“Our church, I can confidently say, has been adding new members at the rate of up to 10 every month,” says a pastor with the Apostolic Faith Mission Church in the eastern border city. “It’s simple why many are joining,” says the pastor, who insists he should not be identified because he is not authorised to speak to the media. “Our church members see their social and economic lives improving with us. The word spreads and the evidence is there for all to see, so more join us.” While there is nothing wrong with one advancing his or her “economic score” through one’s church membership, a worrying trend seems to be taking hold among some of the churches mushrooming around the country in which wealth creation has been turned into the main gospel. Says a lecturer at Africa University, a Methodist-related institution just outside this city: “There is a disturbing belief among young worshippers, especially in these ‘Born Again’ sects, that the more one gives in weekly tithes, the more one should expect to receive in blessings.”

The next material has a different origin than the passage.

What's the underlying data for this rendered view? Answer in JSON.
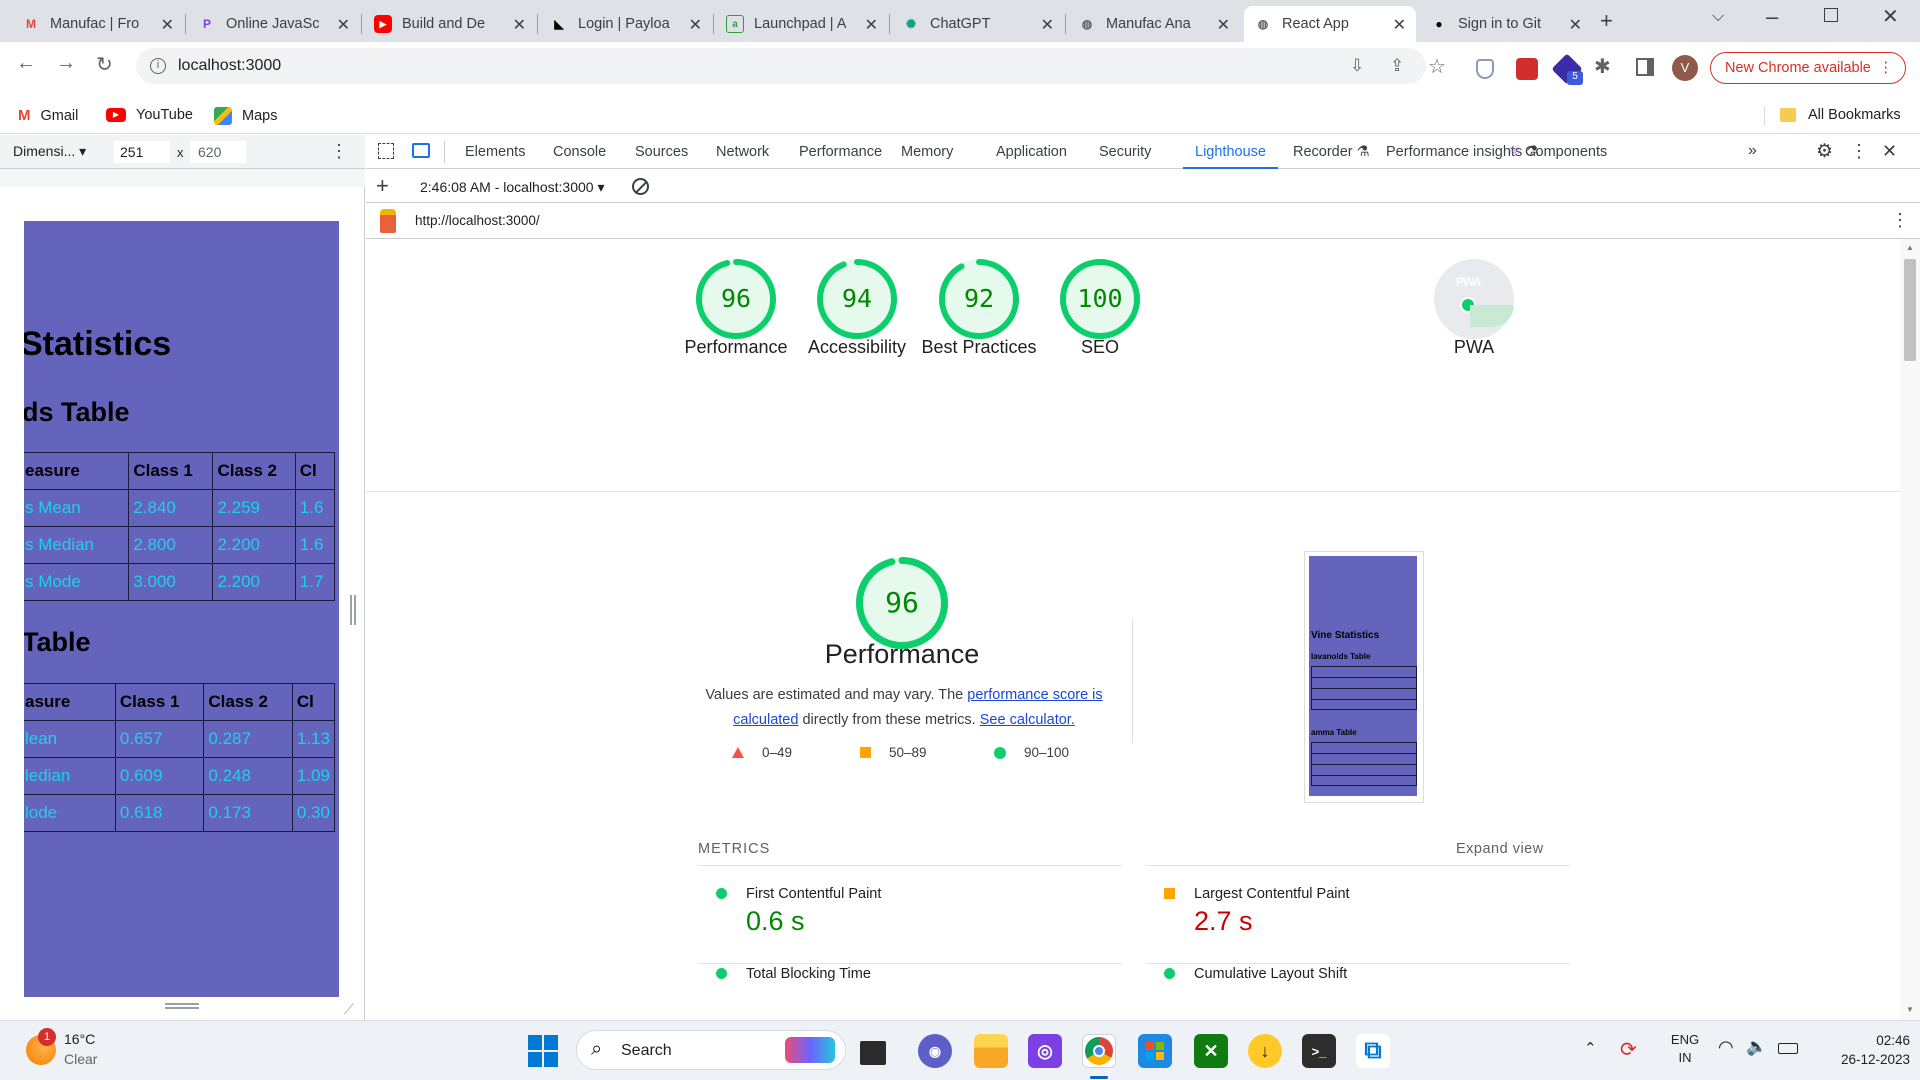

This growth curve in “Christiandom” has not been confined to Zimbabwe and its surrounding neighbours. Indeed, it has also been a dominant trend among a majority of non-Muslim countries in sub-Saharan Africa in the last two or three decades. Available data shows that Christianity in Africa has grown annually at the rate of 3.5 percent over the past 10-15 years, compared to a 2.5 percent growth rate in Asia and Latin America and a dismal one percent rate in Europe and North America. In Britain, for example, attendance in the Church of England, the country’s official church otherwise known as the Anglican Church, dropped among adults by an alarming 14 percent from 16 percent between 1980 and 1999, according to statistics on hand. This meant that only two percent among the adult population were regularly attending Anglican services, while the attendance rate for adults with all denominations factored also dropped in Britain from 10.2 percent to 7.7 percent in the period under review, the data shows. In the United States, which has also experienced a slide in attendance in the past 20 years, many church groups have taken to the airwaves, offering state-of-the-art graphics in their sermons, in efforts to build new membership and keep current worshippers from defecting. But these so-called “electronic ministries”, where the Lord’s name is spread through cable, satellite and digital television, the Internet and radio, have come under fire amid reports that they are raking in billions of dollars collected from unsuspected worshippers.

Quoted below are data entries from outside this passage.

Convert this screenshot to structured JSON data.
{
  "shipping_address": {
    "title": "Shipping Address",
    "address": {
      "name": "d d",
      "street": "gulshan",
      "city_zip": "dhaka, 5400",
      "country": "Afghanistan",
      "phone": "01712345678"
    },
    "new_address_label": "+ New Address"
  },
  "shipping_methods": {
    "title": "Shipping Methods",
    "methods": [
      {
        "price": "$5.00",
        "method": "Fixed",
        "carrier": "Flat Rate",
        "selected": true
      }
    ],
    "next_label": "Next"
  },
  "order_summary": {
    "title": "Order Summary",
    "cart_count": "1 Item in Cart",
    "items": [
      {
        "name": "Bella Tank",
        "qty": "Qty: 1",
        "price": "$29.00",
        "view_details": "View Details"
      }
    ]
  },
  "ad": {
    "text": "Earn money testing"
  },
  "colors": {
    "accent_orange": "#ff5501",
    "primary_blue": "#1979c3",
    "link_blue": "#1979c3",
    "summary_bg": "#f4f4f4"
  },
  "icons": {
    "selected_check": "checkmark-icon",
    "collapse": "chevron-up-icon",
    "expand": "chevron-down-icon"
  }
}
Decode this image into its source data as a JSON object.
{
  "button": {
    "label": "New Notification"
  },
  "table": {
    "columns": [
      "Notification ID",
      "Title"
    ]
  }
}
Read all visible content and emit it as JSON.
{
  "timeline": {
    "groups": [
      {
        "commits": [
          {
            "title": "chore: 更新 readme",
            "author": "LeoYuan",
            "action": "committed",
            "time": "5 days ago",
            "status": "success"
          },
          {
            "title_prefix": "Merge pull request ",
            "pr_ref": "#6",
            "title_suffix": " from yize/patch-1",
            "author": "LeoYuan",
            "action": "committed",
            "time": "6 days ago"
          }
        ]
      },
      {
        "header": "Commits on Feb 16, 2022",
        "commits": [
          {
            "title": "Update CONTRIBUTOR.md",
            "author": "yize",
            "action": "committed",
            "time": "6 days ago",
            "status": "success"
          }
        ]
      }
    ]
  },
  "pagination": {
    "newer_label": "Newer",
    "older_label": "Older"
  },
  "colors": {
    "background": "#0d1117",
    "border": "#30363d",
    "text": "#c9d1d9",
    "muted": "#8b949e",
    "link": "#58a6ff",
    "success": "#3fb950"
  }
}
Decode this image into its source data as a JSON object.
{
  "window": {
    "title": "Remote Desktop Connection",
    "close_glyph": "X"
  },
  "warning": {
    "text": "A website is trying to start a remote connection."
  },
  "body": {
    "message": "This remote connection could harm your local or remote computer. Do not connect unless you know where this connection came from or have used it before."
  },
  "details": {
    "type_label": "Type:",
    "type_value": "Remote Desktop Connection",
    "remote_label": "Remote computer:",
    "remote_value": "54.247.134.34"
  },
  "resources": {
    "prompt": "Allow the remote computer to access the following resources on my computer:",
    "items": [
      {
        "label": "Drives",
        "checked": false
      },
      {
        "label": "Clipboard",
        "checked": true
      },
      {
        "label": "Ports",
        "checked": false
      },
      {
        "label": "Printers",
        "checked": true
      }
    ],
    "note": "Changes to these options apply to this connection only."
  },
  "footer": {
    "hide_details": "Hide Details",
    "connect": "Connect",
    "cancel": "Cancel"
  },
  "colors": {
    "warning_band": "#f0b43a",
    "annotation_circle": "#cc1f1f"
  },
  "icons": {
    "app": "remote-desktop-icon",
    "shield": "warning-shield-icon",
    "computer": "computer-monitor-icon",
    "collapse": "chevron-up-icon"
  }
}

One published report calculated that in a one single year, practitioners of “electronic ministries”, most of whom are evangelical preachers, collectively made US$3.5 billion in their fundraising efforts. About 55 percent of the funds, the report said, came from elderly women while another 30 percent or so was donated by America’s poorest and neediest “who are poor and do it in the name of God”. In Zimbabwe, electronic ministries are still limited to delayed live broadcasts of church sermons. Yet, word-of-mouth and an aggressive door-to-door recruitment exercise can prove effective in building up a congregation. Local representatives of the US-based Jesus Christ of the Latter Day Saints, also known as the Mormon Church, can testify to that. In Dangamvura, the church is just completing construction of a new, additional prayer hall to accommodate the swelling numbers of new recruits in the suburb. The church’s young pastor, pacing up and down the pulpit, is requesting new recruits yet to be baptised to come forward. “Don’t be shy, don’t hesitate, get your baptism,” he is saying.